• ASSIGNED TASK
Line by line, please look for the word "verified" in the following records, then copy each line you find it in.

──────── DATA PROVIDED

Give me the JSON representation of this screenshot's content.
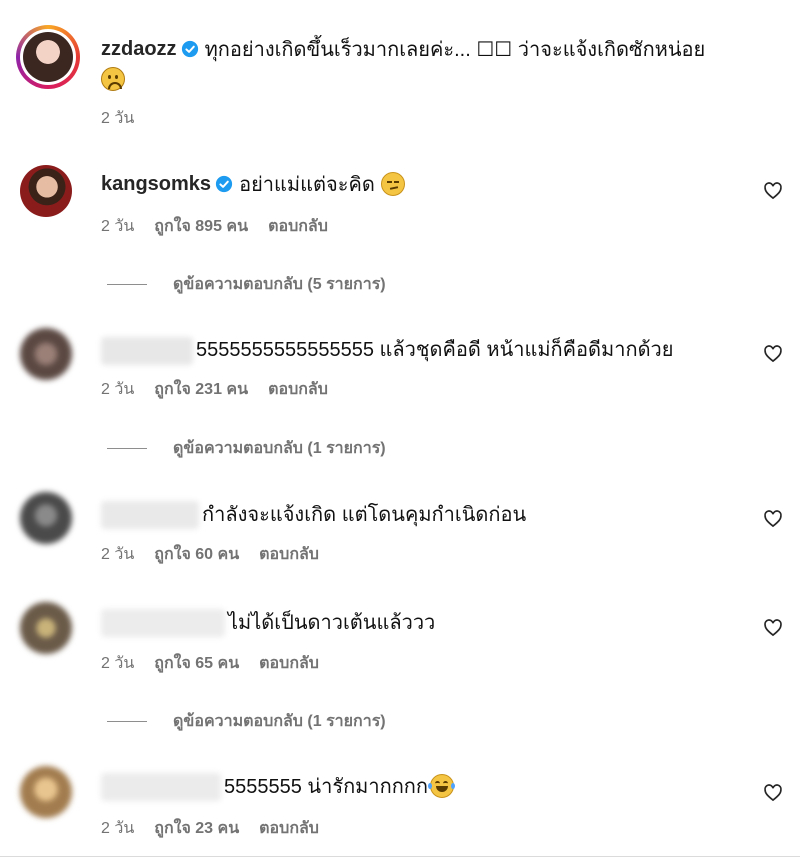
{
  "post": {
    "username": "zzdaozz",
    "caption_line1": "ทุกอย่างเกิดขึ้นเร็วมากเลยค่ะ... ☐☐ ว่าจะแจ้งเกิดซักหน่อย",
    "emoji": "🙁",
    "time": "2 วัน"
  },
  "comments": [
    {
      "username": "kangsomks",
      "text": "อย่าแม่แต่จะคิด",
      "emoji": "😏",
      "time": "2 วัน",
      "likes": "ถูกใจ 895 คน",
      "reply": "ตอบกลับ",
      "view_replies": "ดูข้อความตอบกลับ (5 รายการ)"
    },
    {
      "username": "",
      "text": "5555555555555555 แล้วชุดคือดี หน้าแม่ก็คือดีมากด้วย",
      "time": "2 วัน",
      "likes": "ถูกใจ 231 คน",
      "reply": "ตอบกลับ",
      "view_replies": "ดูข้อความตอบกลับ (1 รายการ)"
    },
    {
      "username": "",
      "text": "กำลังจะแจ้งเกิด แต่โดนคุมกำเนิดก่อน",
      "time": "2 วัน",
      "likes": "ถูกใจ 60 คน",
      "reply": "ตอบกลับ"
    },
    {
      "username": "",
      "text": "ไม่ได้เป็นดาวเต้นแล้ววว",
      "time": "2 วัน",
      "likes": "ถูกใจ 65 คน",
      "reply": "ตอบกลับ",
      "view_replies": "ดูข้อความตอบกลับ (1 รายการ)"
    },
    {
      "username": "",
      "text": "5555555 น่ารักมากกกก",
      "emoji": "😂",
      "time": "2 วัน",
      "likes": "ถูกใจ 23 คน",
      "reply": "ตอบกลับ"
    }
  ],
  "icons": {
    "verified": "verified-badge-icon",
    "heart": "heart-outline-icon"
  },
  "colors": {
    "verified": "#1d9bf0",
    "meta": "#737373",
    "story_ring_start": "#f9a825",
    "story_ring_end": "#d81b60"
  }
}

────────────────

• EXERCISE ANSWER
    "verified": "verified-badge-icon",
    "verified": "#1d9bf0",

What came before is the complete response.